KY House Rep files bill to allow guns in schools

Frankfort, Ky.–House District 61 Representative Savannah Maddox (R-Boone, Gallatin, Grant, Kenton) recently filed House Bill 138, “an act relating to concealed deadly weapons,” in the Kentucky State Legislature.

The bill would repeal portions of existing laws that restrict the carrying of firearms in schools, local government buildings, and even airports outside of TSA-controlled areas.

Rep. Savannah Maddox (Official photo)

According to the bill summary filed with the Legislature, it would:

Repeal KRS 237.115, which interprets the application of the license to carry concealed deadly weapon statute as permitting postsecondary facilities, local governments, and units of state government to limit concealed carry in governmental buildings; amend various KRS sections to conform; amend KRS 237.110 to no longer prohibit the carrying of concealed deadly weapons in schools and specify that the prohibition of carrying concealed deadly weapons in airports is limited to areas controlled by TSA; amend KRS 527.070 to add persons with valid licenses to carry concealed deadly weapons to the list of those permitted to possess weapons in schools.

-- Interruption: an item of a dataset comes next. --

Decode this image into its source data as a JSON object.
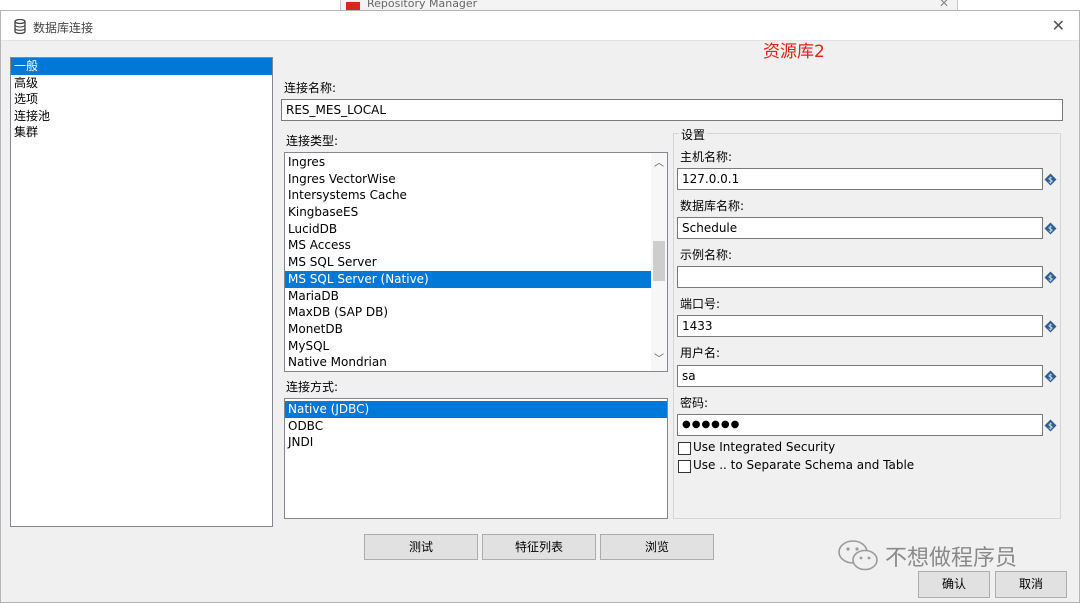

There are several arguments for and against allowing guns in schools.

Arguments for:

  • Allowing guns in schools may deter potential shooters, as they would know that there is a possibility that someone on campus could be armed and able to defend against them.
  • In the event of an active shooter situation, having armed personnel on campus could potentially save lives by being able to respond quickly and effectively.
  • Proponents of gun rights argue that individuals have the right to self-defense and should be able to exercise this right wherever they are, including in schools.

Arguments against:

  • Allowing guns in schools could lead to accidental shootings, especially if the guns are in the hands of inexperienced users.
  • The presence of guns in schools could create an environment of fear and mistrust, particularly among students who may feel unsafe knowing that there are firearms on campus.
  • Some argue that the answer to gun violence in schools is not to introduce more guns, but rather to address the root causes of violence and address issues such as mental health, poverty, and access to guns.

It’s not yet clear if the bills has the votes to pass. The GOP has a veto-proof supermajority in both chambers.

Photo: Adobe Stock